**ASSIGNMENT:**
Quote each line exactly, from the line that contains "Parse this screenshot: output" down to the last line of the listing, and no other lines.

··· PROVIDED INFORMATION

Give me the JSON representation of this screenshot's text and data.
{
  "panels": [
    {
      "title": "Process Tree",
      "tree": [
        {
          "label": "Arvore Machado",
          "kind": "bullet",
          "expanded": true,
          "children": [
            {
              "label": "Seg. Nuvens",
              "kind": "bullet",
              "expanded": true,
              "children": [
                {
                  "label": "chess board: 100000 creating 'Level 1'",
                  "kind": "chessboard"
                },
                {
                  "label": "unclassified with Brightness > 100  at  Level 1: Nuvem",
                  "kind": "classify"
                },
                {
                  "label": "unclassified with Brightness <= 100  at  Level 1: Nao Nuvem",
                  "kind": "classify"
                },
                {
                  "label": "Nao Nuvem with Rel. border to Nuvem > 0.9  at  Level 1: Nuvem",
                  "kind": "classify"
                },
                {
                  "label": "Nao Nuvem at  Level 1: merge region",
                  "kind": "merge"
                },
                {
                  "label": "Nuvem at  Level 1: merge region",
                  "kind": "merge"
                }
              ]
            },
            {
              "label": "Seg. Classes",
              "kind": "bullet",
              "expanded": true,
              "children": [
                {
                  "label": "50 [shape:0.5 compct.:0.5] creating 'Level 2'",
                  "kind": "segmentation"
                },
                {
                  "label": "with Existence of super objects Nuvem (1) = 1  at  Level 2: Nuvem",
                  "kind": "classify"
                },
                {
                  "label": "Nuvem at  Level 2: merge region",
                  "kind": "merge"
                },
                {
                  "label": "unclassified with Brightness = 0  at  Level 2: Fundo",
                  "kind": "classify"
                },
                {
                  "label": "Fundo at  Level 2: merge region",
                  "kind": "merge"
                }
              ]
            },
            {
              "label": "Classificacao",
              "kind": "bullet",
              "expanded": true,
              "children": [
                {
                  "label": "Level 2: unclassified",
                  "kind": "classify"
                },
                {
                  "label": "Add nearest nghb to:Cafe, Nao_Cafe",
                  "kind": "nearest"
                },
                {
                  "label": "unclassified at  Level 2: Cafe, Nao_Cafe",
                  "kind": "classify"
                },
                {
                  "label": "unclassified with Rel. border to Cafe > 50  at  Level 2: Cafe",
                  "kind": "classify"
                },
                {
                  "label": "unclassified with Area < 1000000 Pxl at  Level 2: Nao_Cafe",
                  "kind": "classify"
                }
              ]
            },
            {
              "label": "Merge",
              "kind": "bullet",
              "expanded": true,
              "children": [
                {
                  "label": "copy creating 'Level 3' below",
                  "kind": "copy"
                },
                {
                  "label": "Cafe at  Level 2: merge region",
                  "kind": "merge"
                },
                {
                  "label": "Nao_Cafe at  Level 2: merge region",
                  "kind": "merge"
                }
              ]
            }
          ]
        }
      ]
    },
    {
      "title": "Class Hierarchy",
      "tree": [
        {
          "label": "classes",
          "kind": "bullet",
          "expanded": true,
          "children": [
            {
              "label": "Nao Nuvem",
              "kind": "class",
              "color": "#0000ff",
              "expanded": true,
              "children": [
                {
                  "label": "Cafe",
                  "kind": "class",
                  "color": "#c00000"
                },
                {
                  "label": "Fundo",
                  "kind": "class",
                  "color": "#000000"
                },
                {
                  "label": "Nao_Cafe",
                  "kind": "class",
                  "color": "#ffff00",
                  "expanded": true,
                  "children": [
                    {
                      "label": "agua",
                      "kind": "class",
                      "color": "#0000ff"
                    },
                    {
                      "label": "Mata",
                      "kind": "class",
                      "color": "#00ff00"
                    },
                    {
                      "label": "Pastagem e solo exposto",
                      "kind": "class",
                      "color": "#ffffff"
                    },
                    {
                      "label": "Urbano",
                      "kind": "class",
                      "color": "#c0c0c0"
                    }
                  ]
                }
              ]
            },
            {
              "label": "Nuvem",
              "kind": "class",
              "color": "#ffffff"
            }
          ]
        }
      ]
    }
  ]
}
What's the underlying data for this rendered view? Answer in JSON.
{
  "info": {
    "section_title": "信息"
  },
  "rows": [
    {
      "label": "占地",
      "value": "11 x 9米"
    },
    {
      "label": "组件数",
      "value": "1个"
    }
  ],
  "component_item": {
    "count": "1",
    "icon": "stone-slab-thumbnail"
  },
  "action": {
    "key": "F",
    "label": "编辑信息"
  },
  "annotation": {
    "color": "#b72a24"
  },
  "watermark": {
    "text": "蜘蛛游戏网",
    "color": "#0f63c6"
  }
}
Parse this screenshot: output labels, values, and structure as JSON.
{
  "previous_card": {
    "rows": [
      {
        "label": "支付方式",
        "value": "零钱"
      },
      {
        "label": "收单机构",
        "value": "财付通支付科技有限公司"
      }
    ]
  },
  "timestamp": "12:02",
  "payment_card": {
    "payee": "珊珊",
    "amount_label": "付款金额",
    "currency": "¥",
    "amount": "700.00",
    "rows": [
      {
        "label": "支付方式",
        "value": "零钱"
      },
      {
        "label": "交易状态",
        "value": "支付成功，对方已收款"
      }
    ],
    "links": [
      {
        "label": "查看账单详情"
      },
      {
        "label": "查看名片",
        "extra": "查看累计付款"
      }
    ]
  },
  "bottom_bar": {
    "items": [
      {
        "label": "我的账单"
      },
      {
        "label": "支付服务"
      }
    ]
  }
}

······

**RESULT FOR THIS TASK:**
Parse this screenshot: output labels, values, and structure as JSON.
{
  "previous_card": {
    "rows": [
      {
        "label": "支付方式",
        "value": "零钱"
      },
      {
        "label": "收单机构",
        "value": "财付通支付科技有限公司"
      }
    ]
  },
  "timestamp": "12:02",
  "payment_card": {
    "payee": "珊珊",
    "amount_label": "付款金额",
    "currency": "¥",
    "amount": "700.00",
    "rows": [
      {
        "label": "支付方式",
        "value": "零钱"
      },
      {
        "label": "交易状态",
        "value": "支付成功，对方已收款"
      }
    ],
    "links": [
      {
        "label": "查看账单详情"
      },
      {
        "label": "查看名片",
        "extra": "查看累计付款"
      }
    ]
  },
  "bottom_bar": {
    "items": [
      {
        "label": "我的账单"
      },
      {
        "label": "支付服务"
      }
    ]
  }
}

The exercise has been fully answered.